KANSAS CITY — Biting into a hamburger is a simple pleasure: experiencing how the patty gives way on the first bite and how the juiciness overtakes the taste buds. Replicating that experience in plant-based alternatives is difficult. No matter the plant protein source, additional ingredients like hydrocolloids and starches may be required to achieve the proper texture.

Market research shows interest in plant-based burgers. London-based Technavio forecasts the global plant-based burger patties market will have a compound annual growth rate of 41% from 2020-24, and 53% of the growth will come in North America. Restaurant sales for plant-based meat substitutes jumped 87% in 2019, according to Buyers Edge Platform, a restaurant supply chain company. The company based its findings on the number of cases of meat substitutes ordered by its 20,000-plus restaurant customers in 2019 compared to 2018.

A word of COVID-19 caution came in late March from Suzy Badaracco, president of Culinary Tides, Inc., Tualatin, Ore. She said people may seek foods and beverages that provide comfort and familiarity during the pandemic. One example would be meat eaters who had tried plant-based burgers out of curiosity switching back to solely animal meat.

Flexitarians are consumers who are eating plant-based meat alternatives because they are reducing meat consumption. A 2019 survey from London-based GlobalData PLC found 5% of global consumers identify as flexitarian, which is the same percentage that identify as vegetarian. Flexitarians tend to seek meat alternatives that replicate meat’s texture, color and juiciness.

The proteins and fats in animal-based meat provide texture, structure, gelling, emulsification and color, said Melissa Machen, senior technical services specialist – plant protein for Cargill, Minneapolis. The proteins actin and myosin interact with salts for increased water-binding capacity and fat globules for emulsification and stability, she said. Myoglobin proteins contribute to color development and color stabilization.

“All those complex components combine to give meat products their distinct bite, chewiness, succulence and firmness,” Ms. Machen said. “Textured soy or pea proteins can provide a good foundation for product developers, but they’ll still need hydrocolloids like carrageenan to help with gel formation and water retention. Adding starches to binder systems can also help achieve the optimal balance between firm bite and juiciness.”

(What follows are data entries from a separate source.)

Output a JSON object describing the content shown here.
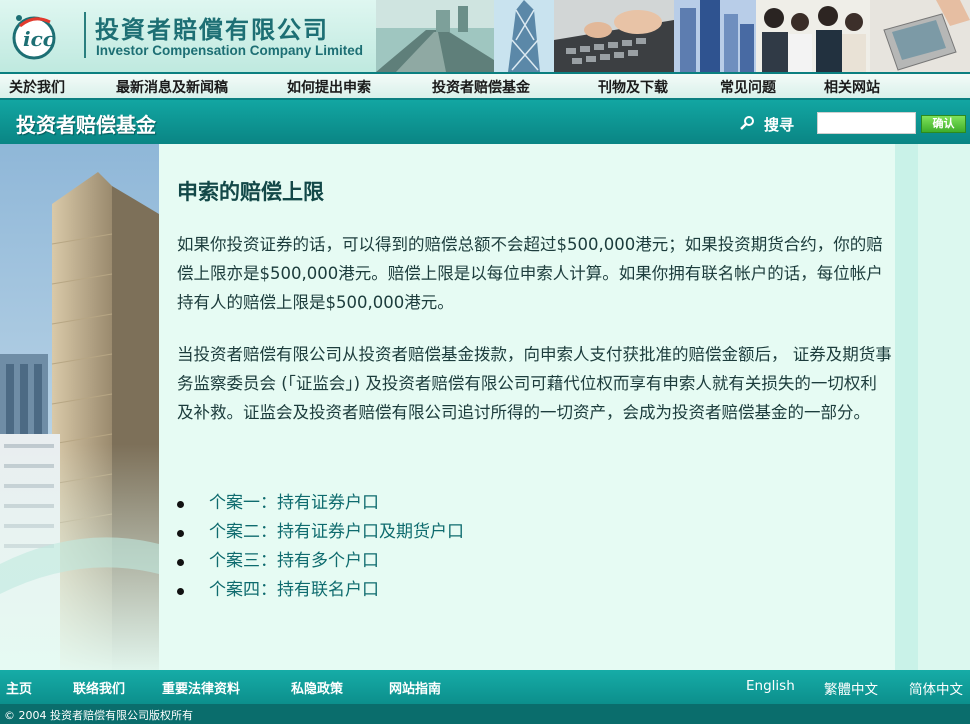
{
  "header": {
    "logo_mark": "icc",
    "logo_cn": "投資者賠償有限公司",
    "logo_en": "Investor Compensation Company Limited"
  },
  "nav": {
    "items": [
      "关於我们",
      "最新消息及新闻稿",
      "如何提出申索",
      "投资者赔偿基金",
      "刊物及下载",
      "常见问题",
      "相关网站"
    ]
  },
  "section": {
    "title": "投资者赔偿基金",
    "search_icon": "magnifier-icon",
    "search_label": "搜寻",
    "search_value": "",
    "search_button": "确认"
  },
  "content": {
    "title": "申索的赔偿上限",
    "paragraphs": [
      "如果你投资证券的话，可以得到的赔偿总额不会超过$500,000港元；如果投资期货合约，你的赔偿上限亦是$500,000港元。赔偿上限是以每位申索人计算。如果你拥有联名帐户的话，每位帐户持有人的赔偿上限是$500,000港元。",
      "当投资者赔偿有限公司从投资者赔偿基金拨款，向申索人支付获批准的赔偿金额后， 证券及期货事务监察委员会 (「证监会」) 及投资者赔偿有限公司可藉代位权而享有申索人就有关损失的一切权利及补救。证监会及投资者赔偿有限公司追讨所得的一切资产，会成为投资者赔偿基金的一部分。"
    ],
    "cases": [
      "个案一：持有证券户口",
      "个案二：持有证券户口及期货户口",
      "个案三：持有多个户口",
      "个案四：持有联名户口"
    ]
  },
  "footer": {
    "links": [
      "主页",
      "联络我们",
      "重要法律资料",
      "私隐政策",
      "网站指南"
    ],
    "languages": [
      "English",
      "繁體中文",
      "简体中文"
    ],
    "copyright": "© 2004 投资者赔偿有限公司版权所有"
  },
  "colors": {
    "teal_dark": "#0a8584",
    "teal_light": "#12a6a2",
    "content_bg": "#e6fbf3",
    "link": "#0e6b6e",
    "button_green": "#3fae2a"
  }
}
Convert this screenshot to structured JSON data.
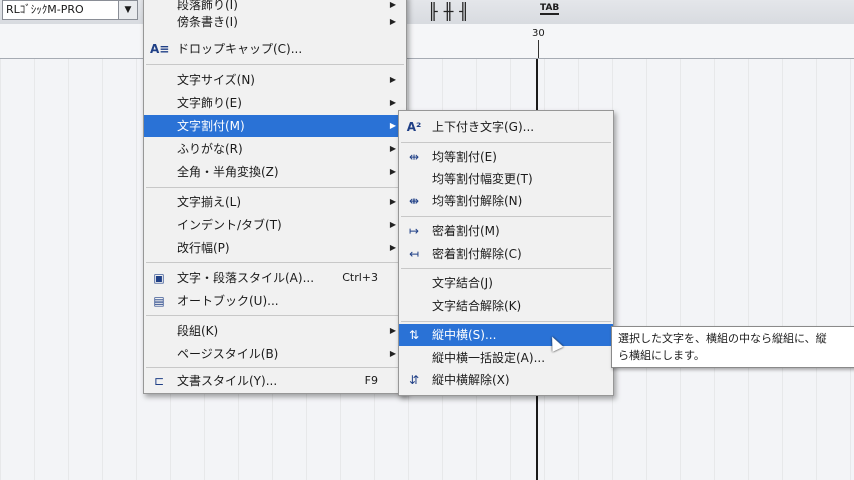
{
  "toolbar": {
    "font_name": "RLｺﾞｼｯｸM-PRO",
    "font_dropdown": "▼",
    "tab_label": "TAB"
  },
  "ruler": {
    "mark": "30"
  },
  "main_menu": {
    "items": [
      {
        "label": "段落飾り(I)",
        "arrow": "▶"
      },
      {
        "label": "傍条書き(I)",
        "arrow": "▶"
      },
      {
        "label": "ドロップキャップ(C)...",
        "icon": "drop-cap-icon"
      },
      {
        "label": "文字サイズ(N)",
        "arrow": "▶"
      },
      {
        "label": "文字飾り(E)",
        "arrow": "▶"
      },
      {
        "label": "文字割付(M)",
        "arrow": "▶"
      },
      {
        "label": "ふりがな(R)",
        "arrow": "▶"
      },
      {
        "label": "全角・半角変換(Z)",
        "arrow": "▶"
      },
      {
        "label": "文字揃え(L)",
        "arrow": "▶"
      },
      {
        "label": "インデント/タブ(T)",
        "arrow": "▶"
      },
      {
        "label": "改行幅(P)",
        "arrow": "▶"
      },
      {
        "label": "文字・段落スタイル(A)...",
        "shortcut": "Ctrl+3",
        "icon": "paragraph-style-icon"
      },
      {
        "label": "オートブック(U)...",
        "icon": "autobook-icon"
      },
      {
        "label": "段組(K)",
        "arrow": "▶"
      },
      {
        "label": "ページスタイル(B)",
        "arrow": "▶"
      },
      {
        "label": "文書スタイル(Y)...",
        "shortcut": "F9",
        "icon": "document-style-icon"
      }
    ]
  },
  "sub_menu": {
    "items": [
      {
        "label": "上下付き文字(G)...",
        "icon": "superscript-icon"
      },
      {
        "label": "均等割付(E)",
        "icon": "equal-spacing-icon"
      },
      {
        "label": "均等割付幅変更(T)"
      },
      {
        "label": "均等割付解除(N)",
        "icon": "equal-spacing-remove-icon"
      },
      {
        "label": "密着割付(M)",
        "icon": "tight-spacing-icon"
      },
      {
        "label": "密着割付解除(C)",
        "icon": "tight-spacing-remove-icon"
      },
      {
        "label": "文字結合(J)"
      },
      {
        "label": "文字結合解除(K)"
      },
      {
        "label": "縦中横(S)...",
        "icon": "tate-chu-yoko-icon"
      },
      {
        "label": "縦中横一括設定(A)..."
      },
      {
        "label": "縦中横解除(X)",
        "icon": "tate-chu-yoko-remove-icon"
      }
    ]
  },
  "tooltip": {
    "line1": "選択した文字を、横組の中なら縦組に、縦",
    "line2": "ら横組にします。"
  }
}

Soy protein, which has been used in meat alternatives for decades, still comes with challenges.

“When formulating with soy, textural issues can be present when ingredients are not complementary, are used in improper ratios or when the wrong type of soy ingredient is selected for the application,” said Shelley Rudisill, director of product development and applications, ADM Nutrition, for Archer Daniels Midland Co., Chicago. “For example, a plant-based burger incorporating soy ingredients with low water-binding capacity may fail to replicate the juiciness of a traditional burger.

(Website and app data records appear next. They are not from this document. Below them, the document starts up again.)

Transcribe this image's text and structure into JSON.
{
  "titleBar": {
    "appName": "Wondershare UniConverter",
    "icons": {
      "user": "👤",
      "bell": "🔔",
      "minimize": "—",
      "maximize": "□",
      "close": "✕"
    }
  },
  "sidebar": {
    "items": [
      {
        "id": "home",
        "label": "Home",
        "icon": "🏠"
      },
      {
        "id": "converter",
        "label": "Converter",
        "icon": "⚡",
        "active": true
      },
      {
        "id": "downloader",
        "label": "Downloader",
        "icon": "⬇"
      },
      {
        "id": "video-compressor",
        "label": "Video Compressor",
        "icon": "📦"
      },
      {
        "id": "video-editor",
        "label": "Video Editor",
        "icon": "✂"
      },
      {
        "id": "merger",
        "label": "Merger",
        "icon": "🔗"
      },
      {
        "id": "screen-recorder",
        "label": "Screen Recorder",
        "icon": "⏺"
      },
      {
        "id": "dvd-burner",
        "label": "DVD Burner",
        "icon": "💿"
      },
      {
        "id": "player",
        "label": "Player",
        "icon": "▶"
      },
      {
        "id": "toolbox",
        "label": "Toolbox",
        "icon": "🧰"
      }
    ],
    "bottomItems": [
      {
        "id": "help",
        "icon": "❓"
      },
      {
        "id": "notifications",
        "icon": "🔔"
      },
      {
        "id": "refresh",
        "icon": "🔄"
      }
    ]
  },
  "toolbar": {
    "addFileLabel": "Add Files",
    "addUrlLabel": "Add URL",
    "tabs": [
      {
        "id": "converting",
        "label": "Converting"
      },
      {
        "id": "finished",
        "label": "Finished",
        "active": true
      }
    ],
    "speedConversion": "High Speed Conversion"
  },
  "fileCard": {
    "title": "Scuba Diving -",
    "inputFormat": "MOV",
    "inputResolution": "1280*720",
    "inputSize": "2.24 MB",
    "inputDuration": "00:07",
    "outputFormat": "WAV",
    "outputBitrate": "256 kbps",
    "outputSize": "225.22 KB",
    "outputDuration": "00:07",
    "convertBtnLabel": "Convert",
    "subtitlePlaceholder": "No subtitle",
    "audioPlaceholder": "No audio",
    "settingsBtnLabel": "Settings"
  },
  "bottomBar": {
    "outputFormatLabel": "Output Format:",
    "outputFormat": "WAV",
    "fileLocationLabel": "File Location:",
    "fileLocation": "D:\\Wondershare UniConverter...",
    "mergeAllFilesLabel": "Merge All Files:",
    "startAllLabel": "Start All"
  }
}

“Selecting a soy ingredient with different functional properties, such as ADM’s textured soy protein concentrate in combination with a high gelling soy protein isolate, can increase water retention in the application, resulting in a juicier and more authentic texture.”

Ingredient lists for plant-based burgers are sometimes lengthy, even surpassing 20 ingredients. Using ingredients with multiple functionalities may shorten the list.

The ability of a single ingredient to simulate the taste, texture and nutrition of animal meat is not presently available, said Brock Lundberg, PhD, president of R&D for Fiberstar, Inc., River Falls, Wis.

“Texturized vegetable protein (TVP) is often used to enhance texture and nutrition,” he said. “However, other texturizing ingredients are needed for juiciness, binding, appearance, taste and strength of the meat alternative.”

Fiberstar’s Citri-Fi citrus fiber 100 series performs several functions in meat alternatives, including adding juiciness, sizzling during cooking, thickening oil and binding fat, Dr. Lundberg said.

“These attributes are a result of Citri-Fi’s abilities to hold large quantities of both water and oil, and these amounts or ratios of water and oil can be adjusted so that the amount bound and/or released during cooking targets the desired effect,” he said. “The second equally important function is for binding, strengthening and added texture, which can be done using the new Citri-Fi TX texturizing citrus fiber. Citri-Fi TX can be used to replace gluten and bind proteins together both during cold forming and cooking.”

Hydrosol GmbH & Co. KG, a business of the Stern-Wywiol Gruppe, last year set up a plant-based competence center at its headquarters in Ahrensburg, Germany.

“This is where we bundle all of our expertise around plant-based nutrition, trends, ingredients and food concepts in a creative pool,” said Florian Bark, product manager for Hydrosol. “Product managers, nutritionists, food technologists and marketing specialists use this expertise to develop creative concepts that address the trends in international markets and meet consumer demands.”

The company offers a HydroTop vegan patty modular system that has fava beans and peas as protein sources.

“During development we paid close attention to the ideal interplay of the individual ingredients, so that we could reduce the number of components to a minimum,” Mr. Bark said.